::: Supplied entries :::
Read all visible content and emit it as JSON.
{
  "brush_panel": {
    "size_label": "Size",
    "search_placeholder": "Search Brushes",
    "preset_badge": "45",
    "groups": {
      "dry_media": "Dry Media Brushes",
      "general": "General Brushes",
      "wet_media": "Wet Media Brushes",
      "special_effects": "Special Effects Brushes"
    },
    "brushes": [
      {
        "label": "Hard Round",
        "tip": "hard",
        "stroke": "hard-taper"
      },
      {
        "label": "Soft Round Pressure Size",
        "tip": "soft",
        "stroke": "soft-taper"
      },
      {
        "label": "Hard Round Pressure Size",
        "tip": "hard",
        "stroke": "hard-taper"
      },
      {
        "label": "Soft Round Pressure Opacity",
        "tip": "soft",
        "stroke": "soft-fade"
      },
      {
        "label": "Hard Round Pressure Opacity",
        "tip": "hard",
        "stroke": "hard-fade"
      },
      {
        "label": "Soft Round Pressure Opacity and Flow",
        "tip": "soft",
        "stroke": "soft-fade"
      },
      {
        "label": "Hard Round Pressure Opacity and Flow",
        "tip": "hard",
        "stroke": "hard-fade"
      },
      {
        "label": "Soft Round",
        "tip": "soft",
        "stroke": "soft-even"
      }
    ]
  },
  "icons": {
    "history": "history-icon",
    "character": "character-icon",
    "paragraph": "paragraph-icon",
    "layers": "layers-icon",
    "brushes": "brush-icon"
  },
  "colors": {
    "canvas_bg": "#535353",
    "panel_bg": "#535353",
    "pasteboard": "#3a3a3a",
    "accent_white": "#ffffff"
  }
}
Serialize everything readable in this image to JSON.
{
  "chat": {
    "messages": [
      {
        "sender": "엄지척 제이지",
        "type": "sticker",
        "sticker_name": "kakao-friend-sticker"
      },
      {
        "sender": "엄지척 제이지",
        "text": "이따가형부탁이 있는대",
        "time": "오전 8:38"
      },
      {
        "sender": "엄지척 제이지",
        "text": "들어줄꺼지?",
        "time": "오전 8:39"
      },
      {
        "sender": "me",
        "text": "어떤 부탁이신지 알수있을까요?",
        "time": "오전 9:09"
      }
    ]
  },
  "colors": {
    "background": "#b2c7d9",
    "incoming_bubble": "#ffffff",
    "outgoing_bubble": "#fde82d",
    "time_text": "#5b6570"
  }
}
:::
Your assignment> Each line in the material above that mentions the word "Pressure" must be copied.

Answer to the exercise>
        "label": "Soft Round Pressure Size",
        "label": "Hard Round Pressure Size",
        "label": "Soft Round Pressure Opacity",
        "label": "Hard Round Pressure Opacity",
        "label": "Soft Round Pressure Opacity and Flow",
        "label": "Hard Round Pressure Opacity and Flow",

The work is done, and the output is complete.